The rules for filing 1099 informational forms have changed. Due to the PATH Act of 2015, the IRS has moved up the required filing deadline for many taxpayers to January 31, 2017. Failure to timely file these forms can result in extremely high penalties for taxpayers who are unaware of the filing requirements or those who simply fail to file.
Please review your 2016 activity to determine if you have a filing requirement for any cumulative payments made to a recipient. If you have not already done so, you should request and retain a Form W-9 for each payee with whom you have done business. By attaining a Form W-9, you have a clear understanding of the vendor’s entity type and will be able to determine your filing requirement.
Let Hawkins Ash CPAs Help
If you would like Hawkins Ash CPAs to help file your required 1099 forms, we ask that you forward completed W-9s to Hawkins Ash CPAs for each Form 1099 recipient. A W-9 is enclosed for your convenience. Please also fill out the attached electronic spreadsheet listing each vendor and return it to us by January 15, 2017.
Please be sure to contact us if you have any questions or concerns.
New Filing Deadlines
Beginning with the 2016 forms, filers required to report Nonemployee Compensation (Box 7) are now required to timely file Form 1099-MISCs by January 31, 2017. For Form 1099-MISCs not reporting Box 7 Nonemployee Compensation and for other 1099 forms, the due date will remain February 28, 2017, for paper filings and March 31, 2017, for electronic filings. Penalties apply for failure to timely file with the IRS.
Examples of Non-employee Compensation Payments
- Professional services fees paid to attorneys, accountants, engineers and architects
- Services received in the course of trade or business
- Independent contractors
- Guest lecturers
- Commissions paid to a non-employee salesperson
- Services for entertainment
- Director fees
Generally, 1099 forms are required to be furnished to the recipient by January 31, 2017. For Form 1099-MISCs reporting Box 8 or Box 14, those must be furnished to the recipient by February 15, 2017. Timely furnished forms must be hand-delivered, electronically delivered or postmarked by the applicable due date. Penalties apply for failure to supply these forms in a timely manner.
There are several informational returns that must be filed annually as required by the IRS. Here is a list of forms that must be filed along with some general filing requirement rules:

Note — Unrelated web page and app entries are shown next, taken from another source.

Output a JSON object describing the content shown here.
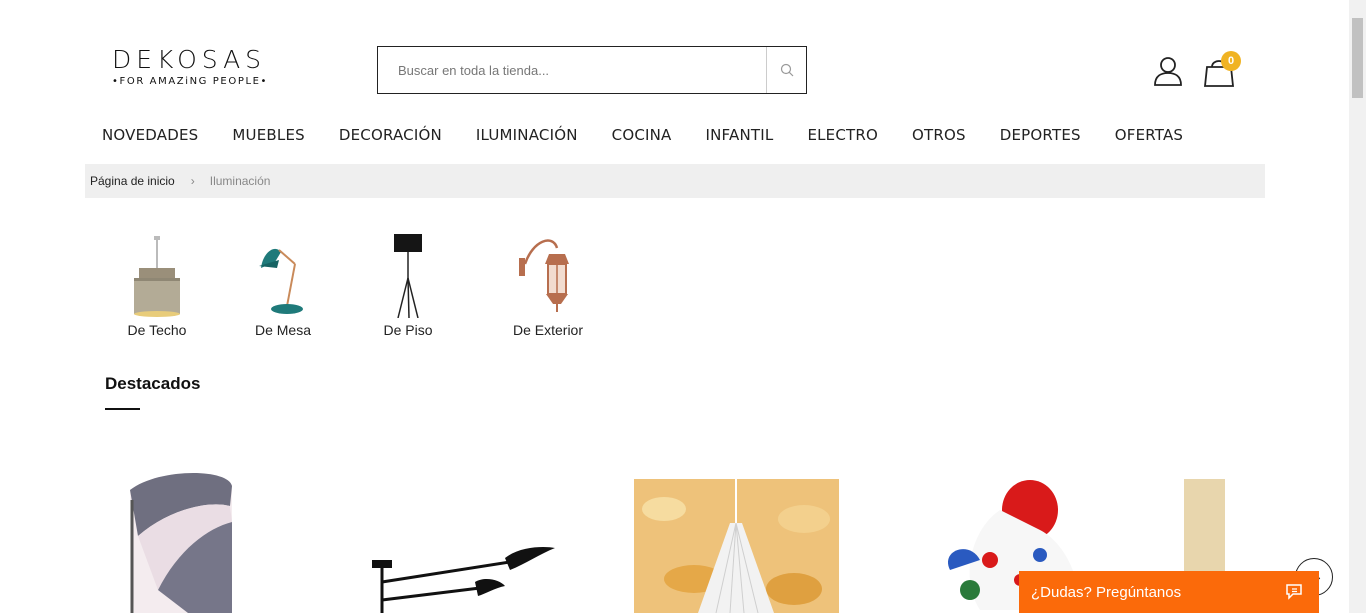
{
  "logo": {
    "main": "DEKOSAS",
    "tagline": "•FOR AMAZiNG PEOPLE•"
  },
  "search": {
    "placeholder": "Buscar en toda la tienda..."
  },
  "cart": {
    "count": "0"
  },
  "nav": {
    "items": [
      "Novedades",
      "Muebles",
      "Decoración",
      "Iluminación",
      "Cocina",
      "Infantil",
      "Electro",
      "Otros",
      "Deportes",
      "Ofertas"
    ]
  },
  "breadcrumb": {
    "home": "Página de inicio",
    "separator": "›",
    "current": "Iluminación"
  },
  "categories": [
    {
      "label": "De Techo",
      "icon": "pendant-lamp-icon"
    },
    {
      "label": "De Mesa",
      "icon": "desk-lamp-icon"
    },
    {
      "label": "De Piso",
      "icon": "floor-lamp-icon"
    },
    {
      "label": "De Exterior",
      "icon": "wall-lantern-icon"
    }
  ],
  "featured": {
    "title": "Destacados"
  },
  "chat": {
    "label": "¿Dudas? Pregúntanos"
  },
  "colors": {
    "accent": "#fb6a0a",
    "badge": "#f0b323",
    "breadcrumb_bg": "#efefef"
  }
}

Payments by a business or an individual for interest of $10 or more must be reported on Form 1099-INT.
Payments made by a business are required to be reported on Form 1099-DIV for the following:
- Payments of $10 or more for dividends
- Payments of $10 or more for capital gain distributions
- Payments of $600 or more for payments paid for liquidating distributions
Payments of $600 or more made to individuals, partnerships, LLCs, attorneys, and unincorporated businesses are required to be reported on Form 1099-MISC for the following:
- Payments for rents (including rental of equipment or real estate)
- Payments for services, including parts and materials, if paid in conjunction with the service.
- Payments for non-employee compensation including fees, commissions, prizes, awards and services performed for your business.
- Payments to an attorney (even if the attorney operates as a Corporation, see below)
Generally payments made to Corporations are not reportable; however, there are also a few payments made to Corporations that must be reported. Payments made for Medical and Healthcare, fish purchases for cash, payments of attorneys’ fee and gross proceeds paid to attorneys must all be reported.
Penalties for Failure to File by Due Date or Incorrect Information Filed
Failure to timely file (without showing reasonable cause) will result in the following penalties:
- $50 per informational return if filed within 30 days following the due date; maximum penalty of $532,000 per year ($186,000 for small businesses*)
- $100 per informational return if filed after the 30 days after the due date and before August 1; maximum penalty of $1,596,500 per year ($532,000 for small businesses*)
- $260 per informational return if filed after August 1 or if not filed; maximum penalty of $3,193,000 per year ($1,064,000 for small businesses*)
*Generally, a business is considered a small business if its average annual gross receipts for the three most recent tax years is $5 million or less.
If the figures reported on the 1099 forms are incorrect, penalties may also apply.